> What needs to be done: Reproduce the records that follow exactly; any picture among them stays out.

> Data shown:

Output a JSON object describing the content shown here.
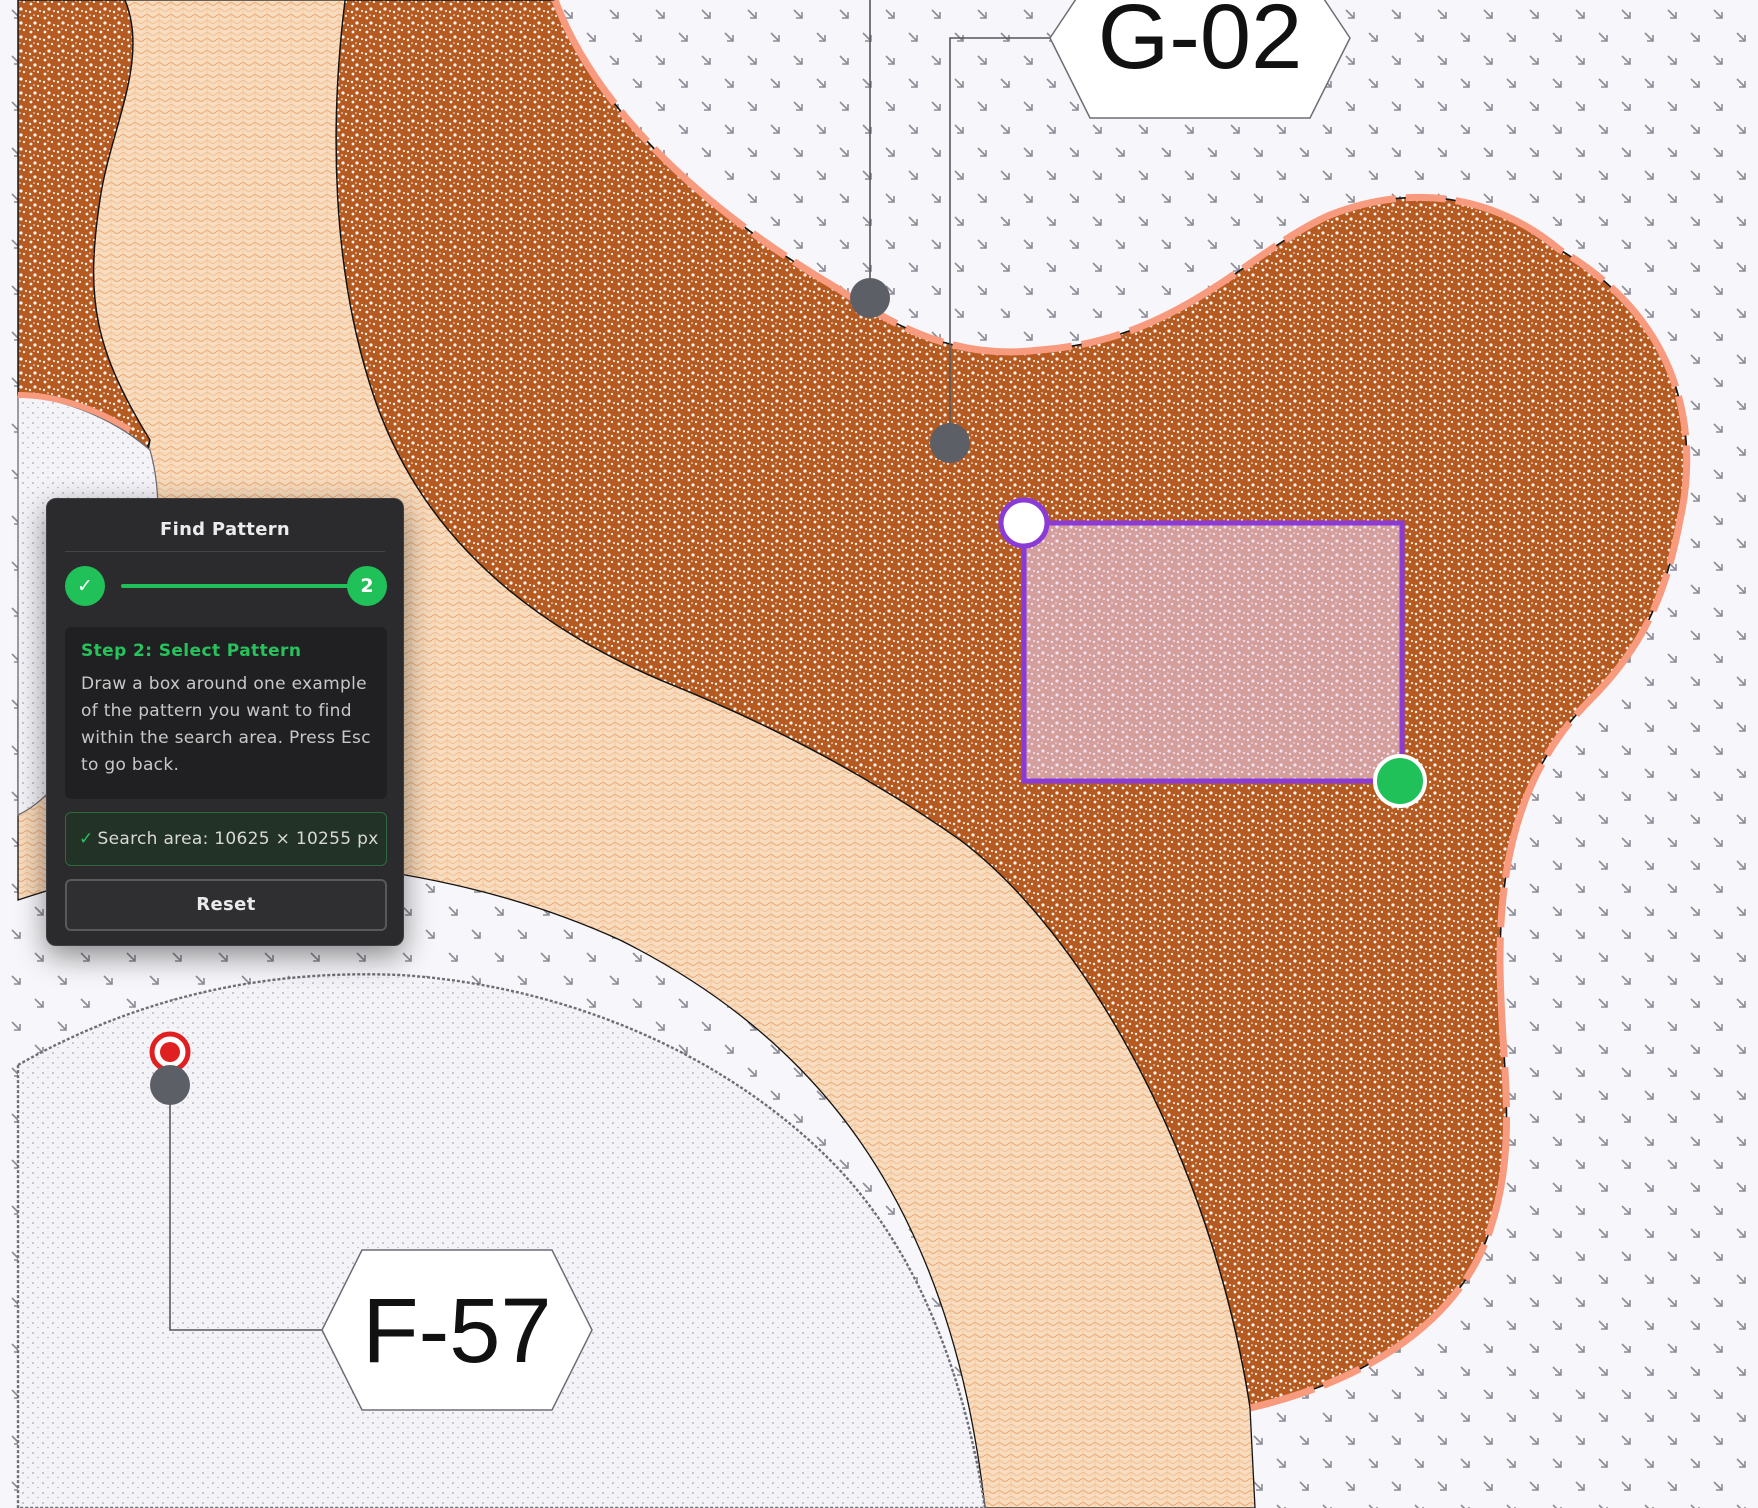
{
  "canvas": {
    "labels": [
      {
        "id": "g02",
        "text": "G-02"
      },
      {
        "id": "f57",
        "text": "F-57"
      }
    ],
    "colors": {
      "background": "#f7f7fb",
      "dense_region": "#b35a21",
      "band": "#f6dcc0",
      "boundary": "#f79a7e",
      "selection": "#8a3bd6",
      "handle_green": "#21c15a",
      "marker_red": "#e02020",
      "anchor": "#5d5f66"
    }
  },
  "panel": {
    "title": "Find Pattern",
    "steps": [
      {
        "state": "complete",
        "icon": "check-icon",
        "label": "✓"
      },
      {
        "state": "active",
        "label": "2"
      }
    ],
    "step_title": "Step 2: Select Pattern",
    "step_description": "Draw a box around one example of the pattern you want to find within the search area. Press Esc to go back.",
    "search_area_check": "✓",
    "search_area": "Search area: 10625 × 10255 px",
    "reset_label": "Reset"
  }
}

> The answer:
Output a JSON object describing the content shown here.
{
  "canvas": {
    "labels": [
      {
        "id": "g02",
        "text": "G-02"
      },
      {
        "id": "f57",
        "text": "F-57"
      }
    ],
    "colors": {
      "background": "#f7f7fb",
      "dense_region": "#b35a21",
      "band": "#f6dcc0",
      "boundary": "#f79a7e",
      "selection": "#8a3bd6",
      "handle_green": "#21c15a",
      "marker_red": "#e02020",
      "anchor": "#5d5f66"
    }
  },
  "panel": {
    "title": "Find Pattern",
    "steps": [
      {
        "state": "complete",
        "icon": "check-icon",
        "label": "✓"
      },
      {
        "state": "active",
        "label": "2"
      }
    ],
    "step_title": "Step 2: Select Pattern",
    "step_description": "Draw a box around one example of the pattern you want to find within the search area. Press Esc to go back.",
    "search_area_check": "✓",
    "search_area": "Search area: 10625 × 10255 px",
    "reset_label": "Reset"
  }
}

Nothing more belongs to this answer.